On Saturday, October 5, would-be painters as well as those with experience can try Plein Air painting themselves at the Uptown Paint Out, from noon to 2 p.m. on Washington Road. Organizers will set up boundaries, and the wining painter will take home $500. The children’s version is at the library from 10 a.m. to noon and carries a $150 prize. Juror/children’s book illustrator Mark Bender will judge the Paint Out. The Paint Out is Feller’s favorite event. “It’s a festive way to spend a fall morning with the family,” he says.
After some more Uptown partying, including a talent show from noon to 2 p.m., a celebrity Paint Out from 2 to 3 p.m., a performance by No Name Players Theater Company from 3 to 4 p.m., the Uptown Block Party will feature live music from the Tumblers from 4 to 8 p.m. in Clearview Common.
The exhibition and sale will continue in the municipal building on Saturday from 9 to 4 and Sunday from 10 to 2.

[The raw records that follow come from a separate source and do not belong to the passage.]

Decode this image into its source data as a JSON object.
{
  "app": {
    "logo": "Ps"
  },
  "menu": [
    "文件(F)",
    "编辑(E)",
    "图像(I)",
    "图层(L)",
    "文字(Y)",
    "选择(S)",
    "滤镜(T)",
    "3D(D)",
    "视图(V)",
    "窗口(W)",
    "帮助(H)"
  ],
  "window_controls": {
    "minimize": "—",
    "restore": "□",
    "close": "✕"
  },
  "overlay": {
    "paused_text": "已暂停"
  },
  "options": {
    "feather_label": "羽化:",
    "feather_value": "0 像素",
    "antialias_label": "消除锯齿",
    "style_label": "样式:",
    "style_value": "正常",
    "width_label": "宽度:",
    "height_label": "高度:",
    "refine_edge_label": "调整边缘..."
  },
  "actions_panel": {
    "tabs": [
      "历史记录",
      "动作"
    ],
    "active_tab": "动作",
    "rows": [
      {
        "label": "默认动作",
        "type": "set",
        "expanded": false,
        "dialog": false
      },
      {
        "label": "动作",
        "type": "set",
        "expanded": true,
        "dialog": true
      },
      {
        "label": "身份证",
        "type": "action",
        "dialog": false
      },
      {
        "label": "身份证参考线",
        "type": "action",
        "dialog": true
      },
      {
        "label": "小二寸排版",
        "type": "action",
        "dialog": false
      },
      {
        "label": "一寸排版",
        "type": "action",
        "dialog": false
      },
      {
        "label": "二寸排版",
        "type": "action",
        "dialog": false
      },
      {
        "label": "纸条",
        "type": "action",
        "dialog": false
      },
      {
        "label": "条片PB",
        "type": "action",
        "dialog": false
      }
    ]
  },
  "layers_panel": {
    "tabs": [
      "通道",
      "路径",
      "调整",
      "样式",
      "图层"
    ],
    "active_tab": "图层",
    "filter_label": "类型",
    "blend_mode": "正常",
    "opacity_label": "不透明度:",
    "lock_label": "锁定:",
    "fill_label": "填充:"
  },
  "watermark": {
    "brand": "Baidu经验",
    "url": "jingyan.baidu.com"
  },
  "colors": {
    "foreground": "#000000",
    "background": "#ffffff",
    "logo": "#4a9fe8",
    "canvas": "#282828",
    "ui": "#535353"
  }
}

Presented by the Mt. Lebanon Partnership and planned by board member David Csont, a plein air painter, his wife, Linda, and other board members and volunteers including artist Dan Pipitone, Erin Hart, director of Farm to Table Pittsburgh, and Steve and Wendy Denenberg, owners of Create A Frame/Handworks Gallery, the festival brings both new art and new people to Mt. Lebanon. Planners expect many more people from around the region to attend this year.
“Plein Air allows residents and guests to see Mt. Lebanon in unexpected and exciting new ways,” says Eric Milliron, Mt. Lebanon’s commercial districts manager and staff liaison to the Partnership.
But Plein Air has another, equally important purpose—to raise money for the Mt. Lebanon Arts Initiative, a fund set up to bring even more art to Mt. Lebanon. The $1,500 raised last year was matched by the Partnership and used to purchase a subscription to Plein Air Magazine for the library and a new gallery system to hang paintings in the municipal building. If the event continues to grow, the possibilities are unlimited.
For Juror Webb, a professional painter since 1958 whose work has been published in books and hung in museums for decades, this is his first role as a Plein Air judge. But he says it’s no different than judging any of the many other competitions he’s handled. “When I jury for artwork, I just choose the best painting,” he says, noting the artist gets no points for the quick manner in which Plein Air painting is done; it simply has to be good: “It has to stand on its own merits.”
Originality is important to Webb, whose own watercolor style is bright and vibrant. “I believe that creative painting is never really a copy,” he says. Webb credits his background as a teacher—he’s run seminars in all 50 states—with his ability to appreciate many styles of painting. “People who have done a lot of teaching have a wider range of the various aesthetic categories,” he says.
Webb will demonstrate his watercolor technique 7 p.m., Tuesday, October 1, in the Municipal Building’s Commission Chambers. Details, gala tickets and tickets to the Paint Outs at www.pleinairmtl.com.